Happiness for Beginners: Movie Review

A light-weight romantic dramedy with a lovely tranquil and serene atmosphere.
Happiness for Beginners gets off on the right foot. Ellie Kemper’s Helen is funny and Luke Grimes’ Jake is sweet. Helen is a little miss perfectionist, plans things to the detail and expects everyone else to just follow her lead. That type of character can get annoying but Kemper provides her with enough humanity that audiences are most likely to be sympathetic to her rather than frustrated by her.   2023

Directed by: Vicky Wight

Screenplay by: Vicky Wight, Katherine Center

Starring: Ellie Kemper, Luke Grimes

Helen is recently divorced to an ex-husband who “forgets we’re divorced” and she needs an activity to find herself again. A woman who seems older than she is because she’s tired and angry or as Jake says “used to be fun.” This activity is a Hiking for Beginners course. A group of strangers hiking for two weeks. Well, a group of almost all strangers. Jake, Helen’s brother’s best friend, unexpectedly shows up.

This hiking team is primarily a mish-mash of weird people whose extreme or eccentric personalities are supposed to be funny and serve as comic relief, but it’s so obvious that that’s their role, they tend to be more annoying than funny, especially when the film switches course and wants to use one of these side characters for dramatic purposes. None of them are fleshed out or interesting people to be able to serve the film in either comedy or drama. Luckily that’s where the leads save the day.

Apart from one weird scene where Helen decides to get really mad at Jake for joining the hiking group without her knowing, Helen and Jake are both easy to like characters. They both have compassion and humility and are very well-rounded. The backstory for each character gets slowly revealed throughout the movie just as their relationship gradually builds from not-quite-friends to more-than-friends.

Happiness for Beginners is a lightweight Wild. The infusion with comedy isn’t very effective, but it’s a very relatable look at moving on from tragedy and striving to be a better version of yourself. Filmed in Connecticut, the photography isn’t necessarily spectacular or breathtaking, but it is consistently pretty. The film has a very lovely tranquil and serene atmosphere which perfectly serves the slight but not unnoticeable evolution to Helen. It’s an easy film to lose yourself in; it has a very relaxed feel which is a perfect tone for this type of movie.

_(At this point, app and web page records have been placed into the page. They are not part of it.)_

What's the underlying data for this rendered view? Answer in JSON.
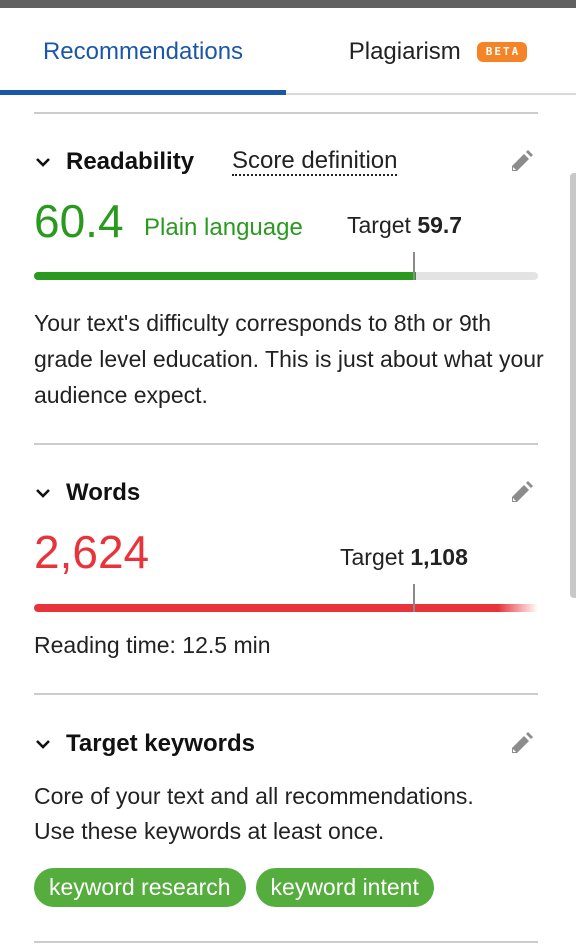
{
  "tabs": [
    {
      "label": "Recommendations",
      "active": true
    },
    {
      "label": "Plagiarism",
      "active": false,
      "badge": "BETA"
    }
  ],
  "colors": {
    "accent_blue": "#1b57a8",
    "good_green": "#2a9a1f",
    "bad_red": "#e8333a",
    "badge_orange": "#f58426",
    "pill_green": "#55ad3e"
  },
  "readability": {
    "title": "Readability",
    "score_definition_link": "Score definition",
    "score": "60.4",
    "score_label": "Plain language",
    "target_label": "Target",
    "target_value": "59.7",
    "progress_fraction": 0.758,
    "target_marker_fraction": 0.752,
    "description": "Your text's difficulty corresponds to 8th or 9th grade level education. This is just about what your audience expect.",
    "icons": {
      "collapse": "chevron-down-icon",
      "edit": "pencil-icon"
    }
  },
  "words": {
    "title": "Words",
    "count": "2,624",
    "target_label": "Target",
    "target_value": "1,108",
    "progress_fraction": 1.0,
    "target_marker_fraction": 0.752,
    "reading_time": "Reading time: 12.5 min",
    "icons": {
      "collapse": "chevron-down-icon",
      "edit": "pencil-icon"
    }
  },
  "target_keywords": {
    "title": "Target keywords",
    "description_line1": "Core of your text and all recommendations.",
    "description_line2": "Use these keywords at least once.",
    "keywords": [
      "keyword research",
      "keyword intent"
    ],
    "icons": {
      "collapse": "chevron-down-icon",
      "edit": "pencil-icon"
    }
  }
}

A small, minor spoiler here, another character mentions to Helen that she looks different at the end. And it’s true she does; but this has nothing to do with the makeup or costume department styling her differently, this is entirely credit to Ellie Kemper and how she carries herself as Helen to show the new side of Helen at the end. It’s a small point but does show there is real acting in these lightweight movies and that does make a difference.

This is an easy-to-watch movie with characters you can root for. It’s light on the comedy and their romantic chemistry isn’t undeniable but that doesn’t hurt the film because Kemper’s Helen and Grimes’ Jake are both lived-in characters, they’re real human adults who are both looking to navigate a better future for themselves.